Floyd’s shrimp was aggressively spicy but it worked. Mary Sue’s shellfish was great and the sausage added a lot to it. Gail liked the crispness of Naomi’s chicken skin and asks her if she crisped it after braising; she did. Now, there’s something I’d like to know more about. I suppose I’ll find out when the recipe is posted. How do you crisp soaked chicken skin? Fry? Roast? Torch? It sounds like a great idea so it’d be nice to know what she did, not what the recipe on the website tells the home cook to do.
Naomi wins. She gets $10,000 for Seed Savers Exchange.

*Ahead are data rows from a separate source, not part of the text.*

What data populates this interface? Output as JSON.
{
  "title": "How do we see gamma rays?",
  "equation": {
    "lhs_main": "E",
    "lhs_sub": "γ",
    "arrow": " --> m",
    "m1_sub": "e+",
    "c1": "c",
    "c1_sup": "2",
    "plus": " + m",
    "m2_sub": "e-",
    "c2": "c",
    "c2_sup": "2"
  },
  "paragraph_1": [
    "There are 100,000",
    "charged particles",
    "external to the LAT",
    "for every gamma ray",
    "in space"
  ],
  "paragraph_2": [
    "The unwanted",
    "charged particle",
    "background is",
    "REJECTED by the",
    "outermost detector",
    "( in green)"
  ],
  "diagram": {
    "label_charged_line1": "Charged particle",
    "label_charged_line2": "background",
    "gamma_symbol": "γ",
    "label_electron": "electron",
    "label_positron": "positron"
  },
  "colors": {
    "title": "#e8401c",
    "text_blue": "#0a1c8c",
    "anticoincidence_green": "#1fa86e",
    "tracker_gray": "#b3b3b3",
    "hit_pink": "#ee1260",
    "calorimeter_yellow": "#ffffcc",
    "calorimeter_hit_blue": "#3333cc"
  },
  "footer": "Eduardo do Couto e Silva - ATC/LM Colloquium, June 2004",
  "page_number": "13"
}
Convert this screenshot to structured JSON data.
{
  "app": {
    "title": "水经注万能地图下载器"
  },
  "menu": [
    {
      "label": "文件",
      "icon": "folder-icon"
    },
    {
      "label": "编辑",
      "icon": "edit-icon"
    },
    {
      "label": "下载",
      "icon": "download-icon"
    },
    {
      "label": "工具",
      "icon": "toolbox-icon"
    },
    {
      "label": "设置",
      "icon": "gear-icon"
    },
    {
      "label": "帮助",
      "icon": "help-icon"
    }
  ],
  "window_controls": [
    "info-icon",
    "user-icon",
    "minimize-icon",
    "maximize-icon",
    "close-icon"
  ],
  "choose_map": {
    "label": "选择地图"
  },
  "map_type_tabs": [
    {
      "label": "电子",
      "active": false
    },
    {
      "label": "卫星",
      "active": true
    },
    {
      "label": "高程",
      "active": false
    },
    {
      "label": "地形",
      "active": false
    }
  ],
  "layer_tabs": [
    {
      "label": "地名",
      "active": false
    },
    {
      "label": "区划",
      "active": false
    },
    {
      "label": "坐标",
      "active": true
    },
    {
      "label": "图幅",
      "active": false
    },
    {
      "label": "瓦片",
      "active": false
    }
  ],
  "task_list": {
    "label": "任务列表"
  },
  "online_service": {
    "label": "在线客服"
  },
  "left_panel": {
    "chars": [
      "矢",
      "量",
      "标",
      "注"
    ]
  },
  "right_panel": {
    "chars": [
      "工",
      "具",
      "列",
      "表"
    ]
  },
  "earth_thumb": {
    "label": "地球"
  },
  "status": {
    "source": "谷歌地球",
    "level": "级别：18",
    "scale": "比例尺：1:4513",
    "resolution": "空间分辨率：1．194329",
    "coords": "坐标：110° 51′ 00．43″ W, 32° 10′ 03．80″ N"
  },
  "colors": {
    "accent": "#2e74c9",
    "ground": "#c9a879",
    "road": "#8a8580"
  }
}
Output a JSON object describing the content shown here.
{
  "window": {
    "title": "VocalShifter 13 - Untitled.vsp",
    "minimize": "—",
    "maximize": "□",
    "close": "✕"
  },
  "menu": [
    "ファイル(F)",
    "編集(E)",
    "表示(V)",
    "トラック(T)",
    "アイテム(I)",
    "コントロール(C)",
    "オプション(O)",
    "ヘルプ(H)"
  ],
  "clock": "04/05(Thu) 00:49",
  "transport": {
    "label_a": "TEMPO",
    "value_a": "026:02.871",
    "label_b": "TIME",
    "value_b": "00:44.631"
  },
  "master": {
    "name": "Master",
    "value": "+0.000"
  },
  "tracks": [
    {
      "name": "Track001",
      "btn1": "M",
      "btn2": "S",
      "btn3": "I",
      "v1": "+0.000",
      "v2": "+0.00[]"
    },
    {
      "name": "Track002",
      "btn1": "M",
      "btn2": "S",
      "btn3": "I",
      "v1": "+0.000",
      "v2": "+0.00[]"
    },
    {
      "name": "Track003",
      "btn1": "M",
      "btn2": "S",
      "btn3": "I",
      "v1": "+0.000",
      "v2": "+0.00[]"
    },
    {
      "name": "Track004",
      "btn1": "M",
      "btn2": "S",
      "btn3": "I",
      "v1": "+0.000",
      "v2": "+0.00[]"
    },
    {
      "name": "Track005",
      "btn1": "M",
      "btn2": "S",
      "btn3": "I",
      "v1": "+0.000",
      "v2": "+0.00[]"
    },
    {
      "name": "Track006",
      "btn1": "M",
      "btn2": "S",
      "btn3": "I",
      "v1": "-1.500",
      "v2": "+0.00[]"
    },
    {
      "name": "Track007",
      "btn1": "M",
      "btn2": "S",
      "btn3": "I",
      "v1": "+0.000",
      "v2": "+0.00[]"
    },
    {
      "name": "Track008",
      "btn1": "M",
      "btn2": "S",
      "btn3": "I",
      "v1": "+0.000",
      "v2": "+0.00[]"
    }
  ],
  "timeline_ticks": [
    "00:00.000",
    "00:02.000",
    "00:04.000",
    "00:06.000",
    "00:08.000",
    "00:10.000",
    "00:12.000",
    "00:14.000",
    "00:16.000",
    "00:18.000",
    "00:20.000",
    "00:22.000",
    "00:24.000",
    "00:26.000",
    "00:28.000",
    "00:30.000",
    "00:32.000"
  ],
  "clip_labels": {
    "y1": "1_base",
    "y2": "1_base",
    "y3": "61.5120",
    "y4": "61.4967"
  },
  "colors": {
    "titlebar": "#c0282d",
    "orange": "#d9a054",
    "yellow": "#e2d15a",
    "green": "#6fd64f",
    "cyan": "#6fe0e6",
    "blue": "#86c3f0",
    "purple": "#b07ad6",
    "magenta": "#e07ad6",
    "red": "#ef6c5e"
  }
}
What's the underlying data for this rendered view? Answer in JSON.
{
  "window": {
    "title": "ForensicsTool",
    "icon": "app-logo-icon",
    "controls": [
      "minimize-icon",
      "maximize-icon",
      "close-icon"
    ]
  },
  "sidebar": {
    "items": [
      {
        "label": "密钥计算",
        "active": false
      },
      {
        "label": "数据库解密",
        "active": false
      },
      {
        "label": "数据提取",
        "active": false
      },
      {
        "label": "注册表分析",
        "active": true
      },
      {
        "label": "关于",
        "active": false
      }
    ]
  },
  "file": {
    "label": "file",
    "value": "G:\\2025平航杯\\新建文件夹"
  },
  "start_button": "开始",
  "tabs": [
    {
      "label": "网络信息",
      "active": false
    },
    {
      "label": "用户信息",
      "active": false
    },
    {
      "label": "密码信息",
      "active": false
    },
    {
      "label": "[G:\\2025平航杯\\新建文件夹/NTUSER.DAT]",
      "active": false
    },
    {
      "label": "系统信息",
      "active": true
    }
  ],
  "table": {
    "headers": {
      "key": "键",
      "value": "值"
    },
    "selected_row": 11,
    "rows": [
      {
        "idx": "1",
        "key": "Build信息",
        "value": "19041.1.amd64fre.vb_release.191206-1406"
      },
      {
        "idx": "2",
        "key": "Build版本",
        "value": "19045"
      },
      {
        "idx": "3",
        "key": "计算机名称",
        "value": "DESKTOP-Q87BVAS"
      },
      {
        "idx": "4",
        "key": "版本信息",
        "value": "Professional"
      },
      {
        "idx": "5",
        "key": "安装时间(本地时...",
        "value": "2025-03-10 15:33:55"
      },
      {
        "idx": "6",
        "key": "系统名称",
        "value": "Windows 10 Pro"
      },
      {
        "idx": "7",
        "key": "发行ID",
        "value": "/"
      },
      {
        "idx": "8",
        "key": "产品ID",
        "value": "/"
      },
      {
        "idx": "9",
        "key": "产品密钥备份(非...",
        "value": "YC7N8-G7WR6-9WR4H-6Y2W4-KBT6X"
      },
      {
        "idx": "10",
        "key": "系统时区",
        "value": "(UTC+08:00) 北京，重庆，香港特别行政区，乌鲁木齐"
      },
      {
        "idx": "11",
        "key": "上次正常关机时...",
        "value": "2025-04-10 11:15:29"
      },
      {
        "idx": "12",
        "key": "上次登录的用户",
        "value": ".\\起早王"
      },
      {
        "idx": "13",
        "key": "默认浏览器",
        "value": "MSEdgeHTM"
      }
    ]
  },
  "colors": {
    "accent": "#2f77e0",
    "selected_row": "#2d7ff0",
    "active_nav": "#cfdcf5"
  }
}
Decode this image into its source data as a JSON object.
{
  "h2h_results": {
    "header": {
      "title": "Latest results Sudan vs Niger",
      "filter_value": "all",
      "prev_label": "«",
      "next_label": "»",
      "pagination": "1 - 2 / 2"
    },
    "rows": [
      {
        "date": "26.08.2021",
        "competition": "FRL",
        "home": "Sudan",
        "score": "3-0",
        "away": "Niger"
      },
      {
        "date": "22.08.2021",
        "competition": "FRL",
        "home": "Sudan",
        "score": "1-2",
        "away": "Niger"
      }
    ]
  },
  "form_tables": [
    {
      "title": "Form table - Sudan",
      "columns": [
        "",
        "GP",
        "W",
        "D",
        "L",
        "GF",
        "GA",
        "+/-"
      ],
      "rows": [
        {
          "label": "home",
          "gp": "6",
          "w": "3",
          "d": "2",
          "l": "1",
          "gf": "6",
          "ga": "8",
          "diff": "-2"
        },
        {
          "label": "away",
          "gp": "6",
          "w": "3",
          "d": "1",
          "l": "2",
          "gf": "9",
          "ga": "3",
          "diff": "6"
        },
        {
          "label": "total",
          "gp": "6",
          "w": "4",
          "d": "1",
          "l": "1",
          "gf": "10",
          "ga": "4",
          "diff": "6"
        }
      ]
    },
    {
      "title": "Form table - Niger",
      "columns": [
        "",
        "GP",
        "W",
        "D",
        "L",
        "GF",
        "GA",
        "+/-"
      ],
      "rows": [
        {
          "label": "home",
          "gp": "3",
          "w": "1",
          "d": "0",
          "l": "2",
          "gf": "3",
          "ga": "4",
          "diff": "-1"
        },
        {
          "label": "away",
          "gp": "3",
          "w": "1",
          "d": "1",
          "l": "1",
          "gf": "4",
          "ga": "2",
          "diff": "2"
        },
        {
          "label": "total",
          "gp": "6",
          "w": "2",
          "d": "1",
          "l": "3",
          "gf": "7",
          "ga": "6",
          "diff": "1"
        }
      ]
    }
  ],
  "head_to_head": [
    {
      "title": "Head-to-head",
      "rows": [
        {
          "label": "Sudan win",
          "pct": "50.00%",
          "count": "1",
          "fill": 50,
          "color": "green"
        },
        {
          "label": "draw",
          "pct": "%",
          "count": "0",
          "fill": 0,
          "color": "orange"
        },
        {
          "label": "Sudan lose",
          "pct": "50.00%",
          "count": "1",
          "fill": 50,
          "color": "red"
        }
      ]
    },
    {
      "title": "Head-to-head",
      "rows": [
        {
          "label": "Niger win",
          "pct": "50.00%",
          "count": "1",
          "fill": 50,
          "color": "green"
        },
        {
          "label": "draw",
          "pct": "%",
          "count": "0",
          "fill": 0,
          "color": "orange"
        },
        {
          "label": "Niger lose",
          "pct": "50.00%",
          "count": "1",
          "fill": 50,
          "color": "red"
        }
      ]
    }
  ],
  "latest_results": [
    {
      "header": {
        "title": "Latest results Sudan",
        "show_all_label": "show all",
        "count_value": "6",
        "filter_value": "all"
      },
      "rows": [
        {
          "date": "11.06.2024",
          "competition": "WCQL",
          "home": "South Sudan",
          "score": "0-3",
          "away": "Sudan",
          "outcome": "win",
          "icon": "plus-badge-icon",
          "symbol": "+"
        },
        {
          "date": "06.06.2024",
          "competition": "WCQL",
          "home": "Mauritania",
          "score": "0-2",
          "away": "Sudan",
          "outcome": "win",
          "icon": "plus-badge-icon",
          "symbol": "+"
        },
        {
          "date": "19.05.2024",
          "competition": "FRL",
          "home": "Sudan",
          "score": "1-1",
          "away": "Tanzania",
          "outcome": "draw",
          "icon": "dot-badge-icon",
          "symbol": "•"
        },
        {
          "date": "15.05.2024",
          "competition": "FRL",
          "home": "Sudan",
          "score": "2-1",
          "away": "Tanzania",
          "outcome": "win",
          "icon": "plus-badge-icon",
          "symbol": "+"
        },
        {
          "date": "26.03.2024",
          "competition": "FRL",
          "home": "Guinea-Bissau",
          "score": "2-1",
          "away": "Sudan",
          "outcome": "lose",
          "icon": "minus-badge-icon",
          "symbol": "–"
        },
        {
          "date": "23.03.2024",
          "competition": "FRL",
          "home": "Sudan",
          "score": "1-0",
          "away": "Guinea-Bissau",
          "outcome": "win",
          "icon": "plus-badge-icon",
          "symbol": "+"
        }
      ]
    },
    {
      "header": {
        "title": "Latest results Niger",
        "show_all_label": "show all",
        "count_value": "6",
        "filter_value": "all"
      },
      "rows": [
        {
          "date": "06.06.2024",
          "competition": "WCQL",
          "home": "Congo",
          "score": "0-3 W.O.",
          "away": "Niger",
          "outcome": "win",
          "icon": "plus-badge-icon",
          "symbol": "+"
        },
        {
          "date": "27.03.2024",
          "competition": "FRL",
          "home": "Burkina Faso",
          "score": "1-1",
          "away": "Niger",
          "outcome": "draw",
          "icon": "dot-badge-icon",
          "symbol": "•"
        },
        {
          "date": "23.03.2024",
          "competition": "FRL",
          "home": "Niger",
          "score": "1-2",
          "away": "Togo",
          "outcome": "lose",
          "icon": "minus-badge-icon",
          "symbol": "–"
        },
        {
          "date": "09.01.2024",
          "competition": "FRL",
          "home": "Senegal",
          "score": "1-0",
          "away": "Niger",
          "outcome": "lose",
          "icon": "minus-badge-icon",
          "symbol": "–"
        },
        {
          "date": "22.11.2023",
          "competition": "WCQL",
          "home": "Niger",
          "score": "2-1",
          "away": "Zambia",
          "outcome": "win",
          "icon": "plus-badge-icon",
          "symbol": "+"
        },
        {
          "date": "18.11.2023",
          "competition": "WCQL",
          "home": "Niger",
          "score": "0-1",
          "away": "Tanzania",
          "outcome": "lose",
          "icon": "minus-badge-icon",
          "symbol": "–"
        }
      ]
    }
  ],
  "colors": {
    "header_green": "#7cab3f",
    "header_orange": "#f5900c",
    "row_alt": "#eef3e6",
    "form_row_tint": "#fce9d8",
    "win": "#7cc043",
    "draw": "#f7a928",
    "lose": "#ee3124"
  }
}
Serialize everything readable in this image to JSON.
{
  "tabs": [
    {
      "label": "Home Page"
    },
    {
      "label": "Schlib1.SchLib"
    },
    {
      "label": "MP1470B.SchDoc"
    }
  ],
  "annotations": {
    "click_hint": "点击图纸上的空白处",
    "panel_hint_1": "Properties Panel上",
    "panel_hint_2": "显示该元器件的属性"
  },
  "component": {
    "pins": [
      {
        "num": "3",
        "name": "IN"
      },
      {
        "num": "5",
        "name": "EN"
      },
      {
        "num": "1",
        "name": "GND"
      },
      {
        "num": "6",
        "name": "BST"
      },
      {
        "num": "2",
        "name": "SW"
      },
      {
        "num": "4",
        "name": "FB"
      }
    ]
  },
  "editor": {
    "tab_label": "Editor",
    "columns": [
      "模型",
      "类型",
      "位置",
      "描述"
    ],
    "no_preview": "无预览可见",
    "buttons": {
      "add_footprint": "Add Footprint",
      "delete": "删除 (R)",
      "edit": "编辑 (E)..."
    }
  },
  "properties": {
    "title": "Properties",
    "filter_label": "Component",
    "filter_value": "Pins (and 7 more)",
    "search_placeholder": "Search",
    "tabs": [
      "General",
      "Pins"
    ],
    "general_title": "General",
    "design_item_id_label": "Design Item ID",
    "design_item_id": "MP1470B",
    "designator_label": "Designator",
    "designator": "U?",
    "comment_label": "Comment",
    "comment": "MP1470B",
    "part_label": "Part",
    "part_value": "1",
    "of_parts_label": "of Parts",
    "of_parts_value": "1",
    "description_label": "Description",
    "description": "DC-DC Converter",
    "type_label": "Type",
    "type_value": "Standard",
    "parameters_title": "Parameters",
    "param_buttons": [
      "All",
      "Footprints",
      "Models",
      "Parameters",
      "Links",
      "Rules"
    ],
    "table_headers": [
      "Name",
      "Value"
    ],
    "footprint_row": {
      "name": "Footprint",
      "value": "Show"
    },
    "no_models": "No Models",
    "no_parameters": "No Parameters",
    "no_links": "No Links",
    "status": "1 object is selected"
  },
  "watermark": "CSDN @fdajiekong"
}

Floyd interviews he’s tired of coming in second. In the W(h)ine room he tells Mary Sue he’s been in the top three times but still hasn’t won.
And the bottom three are Hugh, Traci, and Celina.
Celina: Gail liked the pretzel and the salad, but felt they weren’t integrated. Celina says she creates playful food, that’s what her restaurant is all about. I’m wondering how she spent $200 and at least two and a half hours on a salad and pretzels. Ok, there was pale ale cheese sauce and mustard vinaigrette. All together, it sounds kind of like a nice salad course. But Top Chef doesn’t like salad courses.
Traci defends her pastry; she was happy with it. Gail says it was missing something to add moisture, sauce. James says the Pink Lady apple is dry, she should’ve used a moister apple. Curtis notes it’s her first time in the bottom three, and she points out that everyone had strong dishes and now they’re splitting hairs.
Hugh was also happy with his dish. James says his meat as very chewy. Gael says it’s not good to serve something that takes chewing for a romantic dinner. I think the list of things you can’t have at a romantic dinner is awfully long: onions, garlic, broccoli and other cruciferous veggies, beans, fish, too much fat, etc etc… and now we have to add anything chewy or crusty to the list? What does that leave? Fried egg sandwiches? Hugh defends what they did, they cooked for the events that were listed, and had to appeal to a pedestrian crowd. Curtis nails him: “So you cook down to people?” Hugh says, “Are you going to pay the bill? Yeah, I’ll cook down to you any time.” I think he was answering a different question than what Curtis asked. I think Curtis was saying, “Did you cook down to these people because you thought they wouldn’t know the difference and they didn’t deserve your best effort?” and I think Hugh answered, “If someone pays me to cook steak and broccoli I will cook steak and broccoli for them, I won’t insist they try carpaccio or tartar or caviar.” But he came across as a bit of an ass.
The judges deliberate. Gael lets Celina have it. Why didn’t she do a lobster pot pie with pretzel puffs? You know, I have a dim view of Gael Greene, but that sounds pretty good. Gail says they expect more elevated food at this point. I have to agree with that. They recap Traci’s dry tart and Hugh’s banal dish.
Celina loses. Her charity, Harvesters, will get something. Which is good since I don’t think she won anything. There’s something appealing about her, though. I liked her better here than on The Next Iron Chef.
Rant alert: There’s something very wrong with this season of Top Chef Masters. It goes beyond the lackluster cast and the stupid challenges, because tonight’s challenge was (culinarily) fine – great, in fact – but it was a bad episode, focusing on some random couple’s boring banality rather than the chefs and the food. The food, for the most part, wasn’t anything to write home about either, from what little we saw and heard of it. I wonder if the Elves are overextended and no longer have time to carefully edit the film, or if Lee Ann was the only one with any ideas and the skill to present them well for viewers. The food is an afterthought to stupid stunts. Like mothers. I’m hard core – I’ll watch until the well runs dry – but I no longer telling people, “Oh, this show is great, you have to see it!”
Next week: an edible science fair. Padma! And it looks like Ruth Reichl really is back. But I could be wrong again.